== Segment start ==
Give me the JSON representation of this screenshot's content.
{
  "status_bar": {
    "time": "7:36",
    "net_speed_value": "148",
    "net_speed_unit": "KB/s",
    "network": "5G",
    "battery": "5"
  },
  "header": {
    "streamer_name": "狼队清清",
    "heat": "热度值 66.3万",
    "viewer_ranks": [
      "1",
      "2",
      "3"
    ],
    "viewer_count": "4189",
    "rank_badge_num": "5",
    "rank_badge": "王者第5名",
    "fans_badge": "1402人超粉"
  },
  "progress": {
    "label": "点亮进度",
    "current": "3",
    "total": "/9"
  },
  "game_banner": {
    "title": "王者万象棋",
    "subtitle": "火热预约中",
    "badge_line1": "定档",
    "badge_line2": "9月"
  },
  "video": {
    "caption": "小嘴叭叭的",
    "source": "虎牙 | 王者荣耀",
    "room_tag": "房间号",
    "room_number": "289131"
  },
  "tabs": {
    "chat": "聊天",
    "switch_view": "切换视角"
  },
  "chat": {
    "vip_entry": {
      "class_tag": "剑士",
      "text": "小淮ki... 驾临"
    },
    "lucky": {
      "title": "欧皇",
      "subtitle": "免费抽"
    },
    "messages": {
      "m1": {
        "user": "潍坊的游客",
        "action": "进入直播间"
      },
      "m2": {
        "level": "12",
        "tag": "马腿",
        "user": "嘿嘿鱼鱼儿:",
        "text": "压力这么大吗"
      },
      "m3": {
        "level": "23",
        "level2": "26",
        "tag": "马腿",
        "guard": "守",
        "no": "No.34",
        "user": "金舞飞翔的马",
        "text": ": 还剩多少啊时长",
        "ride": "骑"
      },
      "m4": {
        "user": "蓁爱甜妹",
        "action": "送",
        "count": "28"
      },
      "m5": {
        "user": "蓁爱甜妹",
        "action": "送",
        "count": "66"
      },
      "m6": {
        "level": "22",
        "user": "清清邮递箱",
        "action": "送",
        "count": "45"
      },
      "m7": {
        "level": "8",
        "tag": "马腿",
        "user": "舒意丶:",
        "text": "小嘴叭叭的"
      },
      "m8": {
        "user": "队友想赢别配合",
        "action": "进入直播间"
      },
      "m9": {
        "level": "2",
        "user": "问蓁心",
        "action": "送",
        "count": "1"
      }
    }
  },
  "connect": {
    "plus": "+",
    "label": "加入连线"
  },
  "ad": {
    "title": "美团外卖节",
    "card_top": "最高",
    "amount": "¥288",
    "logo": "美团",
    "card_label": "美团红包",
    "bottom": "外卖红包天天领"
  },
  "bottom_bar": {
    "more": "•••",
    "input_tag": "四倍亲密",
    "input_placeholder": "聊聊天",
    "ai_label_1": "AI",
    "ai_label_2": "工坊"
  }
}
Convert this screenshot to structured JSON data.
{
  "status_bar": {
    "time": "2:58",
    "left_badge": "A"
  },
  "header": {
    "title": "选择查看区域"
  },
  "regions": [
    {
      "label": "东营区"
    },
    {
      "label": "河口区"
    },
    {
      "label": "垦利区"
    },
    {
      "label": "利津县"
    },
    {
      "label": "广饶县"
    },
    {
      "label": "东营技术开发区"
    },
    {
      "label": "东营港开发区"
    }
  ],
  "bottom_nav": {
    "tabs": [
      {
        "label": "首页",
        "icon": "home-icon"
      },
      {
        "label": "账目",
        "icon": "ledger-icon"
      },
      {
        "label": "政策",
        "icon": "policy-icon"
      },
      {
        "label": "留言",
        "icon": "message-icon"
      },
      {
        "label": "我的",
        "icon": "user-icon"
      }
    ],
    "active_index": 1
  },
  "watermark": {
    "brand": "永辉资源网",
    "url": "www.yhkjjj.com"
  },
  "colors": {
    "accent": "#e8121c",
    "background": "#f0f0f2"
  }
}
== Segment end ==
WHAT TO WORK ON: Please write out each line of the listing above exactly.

RESPONSE AREA:
Give me the JSON representation of this screenshot's content.
{
  "status_bar": {
    "time": "7:36",
    "net_speed_value": "148",
    "net_speed_unit": "KB/s",
    "network": "5G",
    "battery": "5"
  },
  "header": {
    "streamer_name": "狼队清清",
    "heat": "热度值 66.3万",
    "viewer_ranks": [
      "1",
      "2",
      "3"
    ],
    "viewer_count": "4189",
    "rank_badge_num": "5",
    "rank_badge": "王者第5名",
    "fans_badge": "1402人超粉"
  },
  "progress": {
    "label": "点亮进度",
    "current": "3",
    "total": "/9"
  },
  "game_banner": {
    "title": "王者万象棋",
    "subtitle": "火热预约中",
    "badge_line1": "定档",
    "badge_line2": "9月"
  },
  "video": {
    "caption": "小嘴叭叭的",
    "source": "虎牙 | 王者荣耀",
    "room_tag": "房间号",
    "room_number": "289131"
  },
  "tabs": {
    "chat": "聊天",
    "switch_view": "切换视角"
  },
  "chat": {
    "vip_entry": {
      "class_tag": "剑士",
      "text": "小淮ki... 驾临"
    },
    "lucky": {
      "title": "欧皇",
      "subtitle": "免费抽"
    },
    "messages": {
      "m1": {
        "user": "潍坊的游客",
        "action": "进入直播间"
      },
      "m2": {
        "level": "12",
        "tag": "马腿",
        "user": "嘿嘿鱼鱼儿:",
        "text": "压力这么大吗"
      },
      "m3": {
        "level": "23",
        "level2": "26",
        "tag": "马腿",
        "guard": "守",
        "no": "No.34",
        "user": "金舞飞翔的马",
        "text": ": 还剩多少啊时长",
        "ride": "骑"
      },
      "m4": {
        "user": "蓁爱甜妹",
        "action": "送",
        "count": "28"
      },
      "m5": {
        "user": "蓁爱甜妹",
        "action": "送",
        "count": "66"
      },
      "m6": {
        "level": "22",
        "user": "清清邮递箱",
        "action": "送",
        "count": "45"
      },
      "m7": {
        "level": "8",
        "tag": "马腿",
        "user": "舒意丶:",
        "text": "小嘴叭叭的"
      },
      "m8": {
        "user": "队友想赢别配合",
        "action": "进入直播间"
      },
      "m9": {
        "level": "2",
        "user": "问蓁心",
        "action": "送",
        "count": "1"
      }
    }
  },
  "connect": {
    "plus": "+",
    "label": "加入连线"
  },
  "ad": {
    "title": "美团外卖节",
    "card_top": "最高",
    "amount": "¥288",
    "logo": "美团",
    "card_label": "美团红包",
    "bottom": "外卖红包天天领"
  },
  "bottom_bar": {
    "more": "•••",
    "input_tag": "四倍亲密",
    "input_placeholder": "聊聊天",
    "ai_label_1": "AI",
    "ai_label_2": "工坊"
  }
}
Convert this screenshot to structured JSON data.
{
  "status_bar": {
    "time": "2:58",
    "left_badge": "A"
  },
  "header": {
    "title": "选择查看区域"
  },
  "regions": [
    {
      "label": "东营区"
    },
    {
      "label": "河口区"
    },
    {
      "label": "垦利区"
    },
    {
      "label": "利津县"
    },
    {
      "label": "广饶县"
    },
    {
      "label": "东营技术开发区"
    },
    {
      "label": "东营港开发区"
    }
  ],
  "bottom_nav": {
    "tabs": [
      {
        "label": "首页",
        "icon": "home-icon"
      },
      {
        "label": "账目",
        "icon": "ledger-icon"
      },
      {
        "label": "政策",
        "icon": "policy-icon"
      },
      {
        "label": "留言",
        "icon": "message-icon"
      },
      {
        "label": "我的",
        "icon": "user-icon"
      }
    ],
    "active_index": 1
  },
  "watermark": {
    "brand": "永辉资源网",
    "url": "www.yhkjjj.com"
  },
  "colors": {
    "accent": "#e8121c",
    "background": "#f0f0f2"
  }
}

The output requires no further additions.